Six years ago, the Journal published a story with the headline “N.M.’s rural hospitals running on life support.” A front-page story on The Sunday Journal had an almost identical headline. The point is not that our headline writers lack creativity – it’s the state’s rural hospitals have been struggling financially for years, long before the coronavirus pandemic. And now, unable to perform elective surgeries, routine tests and outpatient procedures, they are hemorrhaging money.
And while it’s politically popular for Gov. Michelle Lujan Grisham to criticize hospitals for cuts they have announced in recent days, it’s a lot harder to keep all your staff at the ready and balance your budget when little to no money has been coming in for three weeks and there’s no relief in sight.
Outpatient procedures and elective surgeries are the bread and butter of rural hospitals, says Tanya Carroccio, chief quality officer at Gila Regional Medical Center in Silver City. But a March 25 public health order intended to ensure adequate hospital beds, supplies and equipment to treat COVID-19 patients banned such “nonessential” procedures. Richard Stokes, interim CEO and CFO at Gila Regional, says his hospital has seen a 65% drop in diagnostic services such as endoscopies and colonoscopies. David Ward, CEO of Nor-Lea hospital in Lovington, told Journal investigative reporter Colleen Heild for Sunday’s story that Nor-Lea has seen a 57% drop in patient volume after suspending its orthopedics, nephrology and urology specialty outpatient clinics.
Even the state’s larger hospitals have hit the breaking point. Lovelace Health System said Tuesday about 630 employees will see their hours or pay cut or be furloughed. Christus St. Vincent Regional Medical Center in Santa Fe is placing 300 employees — about 14% of its associates — on temporary leave. Both Memorial Medical Center and Mountain View Regional Medical Center in Las Cruces are cutting back on staff.
House Republican leader Jim Townsend told the Journal recently Artesia General Hospital, where the state’s first COVID-19 fatality occurred, is losing around $150,000 a day. The parent company for Mimbres Memorial Hospital filed for Chapter 11 bankruptcy restructuring last week but pledged to keep the 25-bed Deming hospital open for business. Jeff Dye, president of the New Mexico Hospital Association, says complying with the public health order is “absolutely” the right thing to do, but it’s devastating hospitals. The association estimates the loss to hospitals statewide could hit $200 million a month unless emergency funds can be tapped.
Rural hospitals are essential in New Mexico, geographically the fifth largest state in the nation. Many cities only have one. We can’t afford to lose any of them. Closing the only hospital in town would be akin to closing the only fire station. And publicly scolding them for not simply powering through financial catastrophe is unfair.

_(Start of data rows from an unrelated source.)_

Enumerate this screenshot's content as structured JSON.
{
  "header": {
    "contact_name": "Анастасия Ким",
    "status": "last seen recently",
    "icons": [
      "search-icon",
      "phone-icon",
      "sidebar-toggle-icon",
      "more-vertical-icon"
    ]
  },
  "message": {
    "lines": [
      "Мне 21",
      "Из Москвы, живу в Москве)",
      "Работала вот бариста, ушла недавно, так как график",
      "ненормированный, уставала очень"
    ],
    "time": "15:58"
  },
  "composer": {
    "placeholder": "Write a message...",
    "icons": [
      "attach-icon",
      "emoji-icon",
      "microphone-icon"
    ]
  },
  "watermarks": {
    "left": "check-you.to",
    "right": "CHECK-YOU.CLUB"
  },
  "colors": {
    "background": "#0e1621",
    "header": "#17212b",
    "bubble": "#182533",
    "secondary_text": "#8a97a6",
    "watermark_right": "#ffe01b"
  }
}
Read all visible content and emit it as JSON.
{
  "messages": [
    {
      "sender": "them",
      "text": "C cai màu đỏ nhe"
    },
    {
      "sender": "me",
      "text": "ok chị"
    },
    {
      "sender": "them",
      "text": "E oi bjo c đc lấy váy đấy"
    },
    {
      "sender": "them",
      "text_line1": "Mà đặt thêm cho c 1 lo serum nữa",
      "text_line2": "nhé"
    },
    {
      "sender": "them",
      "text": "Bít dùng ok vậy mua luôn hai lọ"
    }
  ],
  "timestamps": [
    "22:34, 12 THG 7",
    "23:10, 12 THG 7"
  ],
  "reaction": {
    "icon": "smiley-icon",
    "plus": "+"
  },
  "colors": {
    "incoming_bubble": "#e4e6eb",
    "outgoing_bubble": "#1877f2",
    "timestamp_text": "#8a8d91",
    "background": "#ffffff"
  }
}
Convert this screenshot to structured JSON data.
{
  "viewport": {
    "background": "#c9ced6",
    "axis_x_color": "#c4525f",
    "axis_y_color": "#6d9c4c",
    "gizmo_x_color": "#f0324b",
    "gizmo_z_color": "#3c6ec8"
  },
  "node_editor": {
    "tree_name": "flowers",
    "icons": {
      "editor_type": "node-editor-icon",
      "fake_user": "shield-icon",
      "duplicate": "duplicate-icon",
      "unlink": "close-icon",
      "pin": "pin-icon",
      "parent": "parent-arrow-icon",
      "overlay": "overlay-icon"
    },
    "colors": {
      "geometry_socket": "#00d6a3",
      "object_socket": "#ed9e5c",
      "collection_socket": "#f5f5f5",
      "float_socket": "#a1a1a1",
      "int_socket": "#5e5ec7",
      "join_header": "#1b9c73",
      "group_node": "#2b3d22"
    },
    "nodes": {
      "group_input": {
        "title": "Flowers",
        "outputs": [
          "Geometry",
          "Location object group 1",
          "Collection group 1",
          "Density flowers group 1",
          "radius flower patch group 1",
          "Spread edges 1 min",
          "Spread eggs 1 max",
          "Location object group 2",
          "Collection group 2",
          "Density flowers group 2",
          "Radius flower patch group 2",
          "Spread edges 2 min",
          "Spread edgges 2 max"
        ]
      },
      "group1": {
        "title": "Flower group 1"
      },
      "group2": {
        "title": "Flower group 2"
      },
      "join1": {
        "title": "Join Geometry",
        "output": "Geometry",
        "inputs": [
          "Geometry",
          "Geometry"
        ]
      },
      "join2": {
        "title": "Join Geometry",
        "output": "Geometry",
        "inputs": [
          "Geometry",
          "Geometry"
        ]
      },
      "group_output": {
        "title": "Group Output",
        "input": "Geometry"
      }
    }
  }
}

Several House Republicans sent a letter to Lujan Grisham this week asking for an adjustment in the emergency order to allow rural hospitals to resume dialysis visits, cancer treatment, physical therapy and other delayed care. Townsend said the blanket order banning nonessential medical services doesn’t work for all communities. It also doesn’t work for patients who want a serious, even life-threatening, condition diagnosed safely and sooner rather than later.
A working plan between hospitals and the Department of Health is desperately needed – during the pandemic and beyond. Too many have been on life support too long, struggling to provide essential health care services. Operating one crisis away from insolvency isn’t healthy for anyone.
This editorial first appeared in the Albuquerque Journal. It was written by members of the editorial board and is unsigned as it represents the opinion of the newspaper rather than the writers.